Atlas fescue is an evergreen clumping grass that thrives in Mediterranean meadows and has a long lifespan. It’s a wonderful large-scale ground cover and might just be the ornamental grass your garden needs.
Festuca mairei is native to North Africa’s Atlas Mountains but is also found in southern Europe. It features yellowish gray-green leaves that mature to form fountain-like mounds that are 18 to 24 inches tall and wide. The leaves themselves are 2.5 to 3 inches tall and grow in clusters.
Its arching foliage is a rich, warm khaki green that works well as a unifying shade in many western gardens. This grass is suitable to use in a sunny, drought-tolerant meadow.
In late spring, inflorescences emerge. The flowers are tiny and subtle. The grass blooms all summer and throughout the fall.
In fall, both the leaves and inflorescences begin to turn a wheat-colored shade. Unlike other grasses, Atlas fescue does not have to be cut back in winter. In mild climates, it remains evergreen throughout the year.
Care and Maintenance
Atlas fescue is a low-maintenance grass that thrives with little care. Annual pruning is recommended but not required.
Division is the most successful method of propagation, and even beginners can accomplish it.
Dig up the entire clump and split it in the center with a shovel to propagate. The cuttings should then be transplanted.
Grasses should be divided every four to five years to prevent dry leaves and holes in the center. Division produces mature grasses that are identical to the parent plant.
Atlas fescue requires no special care as long as the soil is dry and bright. Because of its origin, it can tolerate rough terrain.
Plant the grass in soil that drains well. The best substrates to use are sandy loam, gritty loam, or sandy clay with a pH of 6.5 to 7.5.
Established plants should remain green with 1 to 3 monthly waterings in most soils, except for extreme desert temperatures. While Atlas fescue is drought-resistant, it still requires some water to thrive in the heat.
Atlas fescue may require a spring cut before the new shoots emerge. This helps in reshaping the grass.
A light raking in the spring will help eliminate withered leaves and comb out the foliage.
Pruning is essential when rusting is an issue.
How to Use It in Landscapes

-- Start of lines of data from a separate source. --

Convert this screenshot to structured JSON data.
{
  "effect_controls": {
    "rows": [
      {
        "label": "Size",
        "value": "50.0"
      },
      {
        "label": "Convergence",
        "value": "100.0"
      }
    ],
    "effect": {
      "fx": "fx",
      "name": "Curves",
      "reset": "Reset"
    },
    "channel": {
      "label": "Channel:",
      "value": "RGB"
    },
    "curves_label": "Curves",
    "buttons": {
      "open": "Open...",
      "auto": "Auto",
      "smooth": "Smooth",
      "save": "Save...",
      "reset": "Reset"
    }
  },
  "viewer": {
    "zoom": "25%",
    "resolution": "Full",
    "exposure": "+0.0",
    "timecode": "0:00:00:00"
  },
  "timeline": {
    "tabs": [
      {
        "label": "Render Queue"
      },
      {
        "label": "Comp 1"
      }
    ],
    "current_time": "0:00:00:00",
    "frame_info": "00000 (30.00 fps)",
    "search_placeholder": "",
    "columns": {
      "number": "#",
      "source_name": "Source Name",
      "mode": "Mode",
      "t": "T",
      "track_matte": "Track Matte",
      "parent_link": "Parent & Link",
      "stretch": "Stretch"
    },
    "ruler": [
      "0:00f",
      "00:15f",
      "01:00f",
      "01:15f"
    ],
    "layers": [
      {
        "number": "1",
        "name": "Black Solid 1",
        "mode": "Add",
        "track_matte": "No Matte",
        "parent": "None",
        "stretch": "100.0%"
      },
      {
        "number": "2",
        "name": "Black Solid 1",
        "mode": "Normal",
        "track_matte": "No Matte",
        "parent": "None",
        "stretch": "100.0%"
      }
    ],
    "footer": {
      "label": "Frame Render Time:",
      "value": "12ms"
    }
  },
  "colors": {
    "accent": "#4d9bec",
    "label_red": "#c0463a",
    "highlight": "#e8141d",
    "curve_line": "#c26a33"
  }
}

Fescues can be found practically anywhere and are utilized for a wide range of purposes. They look attractive, whether carefully lined up in a garden bed or clumping in a container.
It is a popular choice for beds and borders, city parks, and cottage gardens. It can be found in residential areas, raised planters, open spaces, and around water features.
Atlas fescue is a great choice for slopes that are threatened by erosion. It is a versatile, large-area ground cover that gives a natural meadow feel to any area.
No matter which location you select, once the inflorescences have emerged and sway in the wind, they present a lovely picture of movement.
Fescues are well known for their ability to form clusters, which means they will not suffocate less resilient plant companions.
They are frequently coupled with plants that enhance the aesthetics of the garden. Popular choices include echinacea and rudbeckia.
Here are some other options:
Origanum ‘Rosenkuppel’ (Ornamental Oregano)
‘Rosenkuppel’ is a slender, purple-flushed ornamental shrub with soft, fragrant stems and leaves. It is perfect for a rock garden.
Both the leaves and the late summer flowers of this plant are decorative. Clusters of slender, dark green leaves are covered with ringlets of small, violet-red flowers over a long period from summer to fall.
The plant can grow to a height of 15 inches. Although it is part of the oregano family and the leaves are fragrant, this variety is rarely used in cooking.
Sedum ‘Matrona’ (Stonecrop)
Sedum is a herbaceous perennial genus with fleshy, flat, or spherical leaves that vary in shape, depending on the species. The plant stands tall and spreads out across the ground.
Stonecrop is a lovely pink-flowered shrub with gray-green leaves and purple veins and stems. It’s a beautiful, drought-resistant plant.
It offers interest throughout early summer, with a cluster of pink flowers on top of ruby-colored stalks and purple leaves that become bronze in the winter.
Salvia nemorosa ‘Amethyst’ (Sage)
This sage is a lovely perennial that will bloom for months, showing sleek, compact flower spikes. It has masses of lovely lilac, lavender, pink, or blue flowers and reaches a height of 18 inches in the summer.
Its bushy, distinctive shape adds to the balance and structure of a border when contrasted with more rounded and mounding plants, like Atlas fescue.
It looks great in a Mediterranean garden and can survive coastal conditions.
Geranium ‘Patricia’ (Cranesbill)
Cranesbill, sometimes known as hardy geranium, is a perennial border plant with pink, purple, and blue saucer-shaped flowers. It is popular in cottage garden settings since it supplies pollen and nectar to a variety of pollinators, particularly bees.
Its flowers are stunning pink with black centers, looking over a low-growing mound of dark green foliage. The leaves turn bright red in the fall.
Cranesbill is a favorite because of its remarkable mounding habit and late spring to summer bloom season. The gorgeous foliage complements the flowers beautifully.